New York, August 20 (IANS) The days may be numbered for US Steel Corp., a one-time backbone of the US economy, the media reported.
Once US Steel was the most valuable company in the world. Now, it's the subject of a bidding war among rivals offering a fraction of what the company was once worth, CNN reported.
US Steel could be yet another iconic company for which time has run out. And the company's possible fate serves as a cautionary tale to the current global titans about how quickly the world can change.
The Pittsburgh-based company formed in 1901 as a merger of the nation's leading steel companies - including Carnegie Steel Corp. - and was engineered by financier J.P. Morgan. The new company became the world’s first company valued at more than $1 billion, double the entire US budget that year. The deal made owner Andrew Carnegie the richest man in the world, CNN reported.
But, in recent years, US Steel's fallen far below other American steel companies in steel output and stock market value.
While US Steel remains profitable, its days as an independent company could be limited as it now finds itself subject of a bidding war by various rivals eyeing to buy it for less than $9 billion, CNN reported.

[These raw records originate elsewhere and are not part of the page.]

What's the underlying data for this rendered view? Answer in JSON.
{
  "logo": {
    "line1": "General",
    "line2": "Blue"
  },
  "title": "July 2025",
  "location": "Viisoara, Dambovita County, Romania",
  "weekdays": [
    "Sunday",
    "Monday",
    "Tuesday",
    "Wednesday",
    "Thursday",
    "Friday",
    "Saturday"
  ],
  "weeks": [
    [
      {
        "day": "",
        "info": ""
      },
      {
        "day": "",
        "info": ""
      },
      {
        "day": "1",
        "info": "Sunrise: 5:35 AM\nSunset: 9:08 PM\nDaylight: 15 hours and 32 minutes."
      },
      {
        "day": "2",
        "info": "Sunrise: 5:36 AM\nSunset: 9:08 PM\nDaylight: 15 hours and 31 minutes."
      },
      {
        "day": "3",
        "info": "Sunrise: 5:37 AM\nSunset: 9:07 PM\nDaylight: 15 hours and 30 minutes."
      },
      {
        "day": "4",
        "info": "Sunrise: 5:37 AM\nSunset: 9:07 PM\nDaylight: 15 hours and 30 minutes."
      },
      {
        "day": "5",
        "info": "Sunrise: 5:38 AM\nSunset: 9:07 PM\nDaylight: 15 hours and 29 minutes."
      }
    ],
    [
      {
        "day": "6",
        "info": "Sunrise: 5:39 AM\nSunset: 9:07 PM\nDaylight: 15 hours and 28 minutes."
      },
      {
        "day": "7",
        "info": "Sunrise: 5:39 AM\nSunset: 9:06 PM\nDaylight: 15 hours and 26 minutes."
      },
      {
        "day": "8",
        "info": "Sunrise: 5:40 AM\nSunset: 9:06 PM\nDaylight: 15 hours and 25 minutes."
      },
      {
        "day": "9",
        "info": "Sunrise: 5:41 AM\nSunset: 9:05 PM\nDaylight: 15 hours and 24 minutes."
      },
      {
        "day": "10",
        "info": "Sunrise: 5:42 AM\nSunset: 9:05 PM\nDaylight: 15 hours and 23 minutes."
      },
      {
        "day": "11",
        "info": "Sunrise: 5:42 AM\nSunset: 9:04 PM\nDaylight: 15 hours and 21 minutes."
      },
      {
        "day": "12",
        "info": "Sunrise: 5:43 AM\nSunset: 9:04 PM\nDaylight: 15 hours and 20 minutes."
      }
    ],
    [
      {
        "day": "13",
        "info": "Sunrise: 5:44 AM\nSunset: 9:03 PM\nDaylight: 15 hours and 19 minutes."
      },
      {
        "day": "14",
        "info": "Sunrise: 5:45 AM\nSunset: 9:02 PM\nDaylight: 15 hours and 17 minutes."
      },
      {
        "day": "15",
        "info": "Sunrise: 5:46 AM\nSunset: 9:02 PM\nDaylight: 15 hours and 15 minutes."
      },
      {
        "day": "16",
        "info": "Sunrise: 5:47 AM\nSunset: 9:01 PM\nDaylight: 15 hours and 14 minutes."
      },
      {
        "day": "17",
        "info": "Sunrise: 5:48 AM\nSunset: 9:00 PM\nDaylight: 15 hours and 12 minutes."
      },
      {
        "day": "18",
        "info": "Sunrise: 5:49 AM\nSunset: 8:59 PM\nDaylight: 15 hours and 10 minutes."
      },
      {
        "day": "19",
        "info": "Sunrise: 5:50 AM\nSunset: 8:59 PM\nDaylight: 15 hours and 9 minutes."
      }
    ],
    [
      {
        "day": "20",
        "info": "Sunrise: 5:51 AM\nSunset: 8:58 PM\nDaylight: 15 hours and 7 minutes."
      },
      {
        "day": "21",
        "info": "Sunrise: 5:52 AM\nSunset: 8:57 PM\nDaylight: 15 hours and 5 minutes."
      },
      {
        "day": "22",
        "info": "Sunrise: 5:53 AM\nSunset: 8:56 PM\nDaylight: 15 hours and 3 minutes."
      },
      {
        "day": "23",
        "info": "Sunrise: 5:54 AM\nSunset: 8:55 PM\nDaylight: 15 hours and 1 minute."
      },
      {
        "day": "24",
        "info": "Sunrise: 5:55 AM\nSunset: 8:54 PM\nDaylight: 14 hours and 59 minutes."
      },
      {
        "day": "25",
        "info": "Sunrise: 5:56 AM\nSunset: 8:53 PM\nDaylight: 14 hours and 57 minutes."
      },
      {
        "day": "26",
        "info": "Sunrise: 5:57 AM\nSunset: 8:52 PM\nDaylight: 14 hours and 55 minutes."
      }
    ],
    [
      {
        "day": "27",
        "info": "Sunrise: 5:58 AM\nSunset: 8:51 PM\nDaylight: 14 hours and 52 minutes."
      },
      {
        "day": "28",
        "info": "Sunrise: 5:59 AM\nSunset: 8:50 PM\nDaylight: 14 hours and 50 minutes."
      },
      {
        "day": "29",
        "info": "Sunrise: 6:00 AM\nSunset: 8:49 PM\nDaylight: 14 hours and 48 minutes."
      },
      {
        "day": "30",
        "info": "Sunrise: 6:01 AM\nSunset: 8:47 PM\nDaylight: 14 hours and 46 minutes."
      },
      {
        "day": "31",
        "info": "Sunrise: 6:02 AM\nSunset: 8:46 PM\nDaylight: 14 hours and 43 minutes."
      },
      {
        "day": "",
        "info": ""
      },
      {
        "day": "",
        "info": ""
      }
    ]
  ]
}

"That company peaked out in 1916," said longtime steel industry analyst Charles Bradford. "It's been downhill ever sense. Peak output was in the 1970s. It’s done nothing for decades."
The companies eying a purchase of US Steel include the publicly traded, Ohio-based Cleveland-Cliffs and Esmark, a privately held, non-union steel processing firm. Both are on record with their bids. A global wire service reported that a major European competitor, Arcelor Mittal is also considering a bid. Whether any of the proposed deals would be able to get past anti-trust regulators isn't clear.

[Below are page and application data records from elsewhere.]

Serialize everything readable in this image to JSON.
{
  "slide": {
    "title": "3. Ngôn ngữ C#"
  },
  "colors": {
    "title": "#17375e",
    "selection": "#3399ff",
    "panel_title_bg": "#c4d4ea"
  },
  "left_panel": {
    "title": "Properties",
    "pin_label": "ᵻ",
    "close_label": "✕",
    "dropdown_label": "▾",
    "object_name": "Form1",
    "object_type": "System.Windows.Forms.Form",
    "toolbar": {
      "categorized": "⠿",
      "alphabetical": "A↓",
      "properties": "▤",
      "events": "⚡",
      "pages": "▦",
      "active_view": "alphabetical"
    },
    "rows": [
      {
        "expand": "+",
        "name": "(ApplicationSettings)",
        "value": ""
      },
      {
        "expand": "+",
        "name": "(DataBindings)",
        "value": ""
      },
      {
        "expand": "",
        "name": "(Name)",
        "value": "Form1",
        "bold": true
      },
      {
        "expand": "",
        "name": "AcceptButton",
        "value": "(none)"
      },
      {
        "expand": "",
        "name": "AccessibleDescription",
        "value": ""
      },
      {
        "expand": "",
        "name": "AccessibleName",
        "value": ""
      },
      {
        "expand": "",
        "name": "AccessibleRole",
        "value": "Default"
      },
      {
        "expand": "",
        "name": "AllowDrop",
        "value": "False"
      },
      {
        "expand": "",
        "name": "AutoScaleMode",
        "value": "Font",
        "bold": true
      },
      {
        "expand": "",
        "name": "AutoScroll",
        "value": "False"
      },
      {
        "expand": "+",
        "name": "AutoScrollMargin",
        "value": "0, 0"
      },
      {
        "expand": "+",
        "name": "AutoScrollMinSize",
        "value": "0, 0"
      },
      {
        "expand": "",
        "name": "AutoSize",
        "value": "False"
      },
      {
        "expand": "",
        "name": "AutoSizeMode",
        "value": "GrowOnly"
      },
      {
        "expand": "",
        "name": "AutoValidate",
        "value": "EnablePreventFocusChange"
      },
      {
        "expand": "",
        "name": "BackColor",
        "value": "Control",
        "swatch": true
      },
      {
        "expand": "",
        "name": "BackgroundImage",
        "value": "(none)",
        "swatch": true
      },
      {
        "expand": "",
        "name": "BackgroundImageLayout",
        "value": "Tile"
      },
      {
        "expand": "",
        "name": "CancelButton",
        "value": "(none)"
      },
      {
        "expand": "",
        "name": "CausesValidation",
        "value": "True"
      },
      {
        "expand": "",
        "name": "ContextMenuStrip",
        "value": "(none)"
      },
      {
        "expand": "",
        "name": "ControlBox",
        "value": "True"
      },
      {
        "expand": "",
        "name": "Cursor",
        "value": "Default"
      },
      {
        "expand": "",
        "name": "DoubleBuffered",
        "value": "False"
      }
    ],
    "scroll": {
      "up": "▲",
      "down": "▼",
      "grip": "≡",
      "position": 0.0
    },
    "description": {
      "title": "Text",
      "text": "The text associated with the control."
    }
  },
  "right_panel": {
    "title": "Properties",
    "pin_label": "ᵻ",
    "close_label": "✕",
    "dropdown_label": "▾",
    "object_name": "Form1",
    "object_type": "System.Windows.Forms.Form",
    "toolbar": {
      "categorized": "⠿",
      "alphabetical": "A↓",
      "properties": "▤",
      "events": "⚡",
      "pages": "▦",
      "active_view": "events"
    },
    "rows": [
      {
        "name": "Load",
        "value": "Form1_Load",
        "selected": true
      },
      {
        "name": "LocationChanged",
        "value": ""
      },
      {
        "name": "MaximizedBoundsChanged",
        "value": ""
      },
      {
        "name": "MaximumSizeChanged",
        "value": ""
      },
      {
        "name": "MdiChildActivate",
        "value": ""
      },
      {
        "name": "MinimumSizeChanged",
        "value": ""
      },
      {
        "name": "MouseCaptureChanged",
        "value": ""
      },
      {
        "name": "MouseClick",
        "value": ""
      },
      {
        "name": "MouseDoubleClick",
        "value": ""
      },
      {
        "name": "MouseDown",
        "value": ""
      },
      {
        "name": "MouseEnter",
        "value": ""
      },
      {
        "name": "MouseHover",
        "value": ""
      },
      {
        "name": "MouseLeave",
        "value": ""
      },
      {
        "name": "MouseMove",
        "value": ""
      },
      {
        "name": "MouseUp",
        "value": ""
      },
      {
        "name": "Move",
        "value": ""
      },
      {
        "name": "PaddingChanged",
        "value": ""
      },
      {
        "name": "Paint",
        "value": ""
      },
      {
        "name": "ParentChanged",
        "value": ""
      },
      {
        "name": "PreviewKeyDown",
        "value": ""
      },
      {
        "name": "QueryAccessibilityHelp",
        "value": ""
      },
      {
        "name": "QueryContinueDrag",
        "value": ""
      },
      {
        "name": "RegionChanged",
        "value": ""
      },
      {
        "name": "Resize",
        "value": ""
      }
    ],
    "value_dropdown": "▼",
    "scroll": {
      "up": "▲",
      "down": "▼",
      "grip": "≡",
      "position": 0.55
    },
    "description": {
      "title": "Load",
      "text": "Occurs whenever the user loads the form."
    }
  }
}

US Steel's share price bounced from $22.50 on August 10 to over $31 on August 14 when the acquisition interest from Cleveland-Cliffs became public, CNN reported.

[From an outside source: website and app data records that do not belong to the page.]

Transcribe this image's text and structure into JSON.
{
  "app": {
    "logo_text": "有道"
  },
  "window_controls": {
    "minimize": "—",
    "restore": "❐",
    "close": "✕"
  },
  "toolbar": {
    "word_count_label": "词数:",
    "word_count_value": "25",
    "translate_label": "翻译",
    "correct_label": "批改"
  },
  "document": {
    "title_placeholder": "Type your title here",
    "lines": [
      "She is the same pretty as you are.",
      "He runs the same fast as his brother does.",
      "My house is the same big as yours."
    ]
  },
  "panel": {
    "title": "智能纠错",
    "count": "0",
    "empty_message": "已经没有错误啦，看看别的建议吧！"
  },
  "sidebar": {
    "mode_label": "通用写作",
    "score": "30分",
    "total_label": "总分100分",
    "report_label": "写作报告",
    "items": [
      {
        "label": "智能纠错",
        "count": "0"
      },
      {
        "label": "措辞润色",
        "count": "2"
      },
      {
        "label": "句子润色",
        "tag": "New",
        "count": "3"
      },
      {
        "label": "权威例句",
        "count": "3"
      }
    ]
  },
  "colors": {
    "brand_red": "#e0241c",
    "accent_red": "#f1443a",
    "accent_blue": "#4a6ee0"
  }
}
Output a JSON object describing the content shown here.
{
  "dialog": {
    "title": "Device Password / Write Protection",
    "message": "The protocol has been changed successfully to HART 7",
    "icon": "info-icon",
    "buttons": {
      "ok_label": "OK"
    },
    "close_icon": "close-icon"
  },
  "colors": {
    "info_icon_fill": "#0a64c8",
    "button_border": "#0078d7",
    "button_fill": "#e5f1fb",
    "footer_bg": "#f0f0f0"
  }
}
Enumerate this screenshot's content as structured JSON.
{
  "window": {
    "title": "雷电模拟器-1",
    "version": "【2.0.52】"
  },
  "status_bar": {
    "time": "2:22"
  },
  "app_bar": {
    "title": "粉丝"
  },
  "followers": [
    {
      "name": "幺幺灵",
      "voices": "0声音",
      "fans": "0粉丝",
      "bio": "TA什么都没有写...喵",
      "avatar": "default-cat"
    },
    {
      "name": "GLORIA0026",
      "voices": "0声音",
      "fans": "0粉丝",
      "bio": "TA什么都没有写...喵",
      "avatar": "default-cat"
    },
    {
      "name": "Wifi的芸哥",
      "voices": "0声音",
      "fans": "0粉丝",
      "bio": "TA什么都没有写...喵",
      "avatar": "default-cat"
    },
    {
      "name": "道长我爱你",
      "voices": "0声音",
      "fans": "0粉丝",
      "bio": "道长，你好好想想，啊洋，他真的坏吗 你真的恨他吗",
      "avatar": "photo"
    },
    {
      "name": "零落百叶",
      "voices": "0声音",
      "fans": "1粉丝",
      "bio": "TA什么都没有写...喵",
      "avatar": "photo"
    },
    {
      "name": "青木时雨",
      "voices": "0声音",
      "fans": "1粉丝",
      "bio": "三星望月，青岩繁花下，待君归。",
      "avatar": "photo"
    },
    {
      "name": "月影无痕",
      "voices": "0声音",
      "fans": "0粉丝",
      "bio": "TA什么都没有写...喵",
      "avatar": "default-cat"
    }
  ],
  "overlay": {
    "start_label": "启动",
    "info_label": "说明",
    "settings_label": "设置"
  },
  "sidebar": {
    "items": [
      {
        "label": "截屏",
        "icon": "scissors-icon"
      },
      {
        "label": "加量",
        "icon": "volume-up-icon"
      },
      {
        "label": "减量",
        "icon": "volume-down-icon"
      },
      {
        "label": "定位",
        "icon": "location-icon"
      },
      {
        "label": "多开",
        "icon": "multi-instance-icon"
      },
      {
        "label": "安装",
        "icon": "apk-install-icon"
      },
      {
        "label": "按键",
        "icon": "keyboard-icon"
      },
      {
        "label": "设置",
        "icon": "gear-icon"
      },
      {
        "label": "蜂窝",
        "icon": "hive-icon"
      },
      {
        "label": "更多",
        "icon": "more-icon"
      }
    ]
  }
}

The United Steelworkers union said it will only agree to a bid from Cleveland-Cliffs, which like US Steel has the USW representing most of its hourly workers. But US Steel has so far rejected that bid. And Bradford said he’s not sure anti-trust rules would allow a Cleveland-Cliffs purchase to succeed, although Cleveland-Cliffs leaders say they are confident it can win regulatory approval, CNN reported.
US Senator J.D. Vance, an Ohio Republican, came out with a statement Thursday urging US Steel to reject any bid from a foreign steelmaker, saying it is crucial that the company remains US-owned because it still is of "strategic national importance."
US Steel has not commented on either the Esmark offer directly or reports of the interest by ArcelorMittal, other than to say it is conducting a strategic review of its options. The company has fended off rumors and overtures of acquisitions myriad times in its history, CNN reported.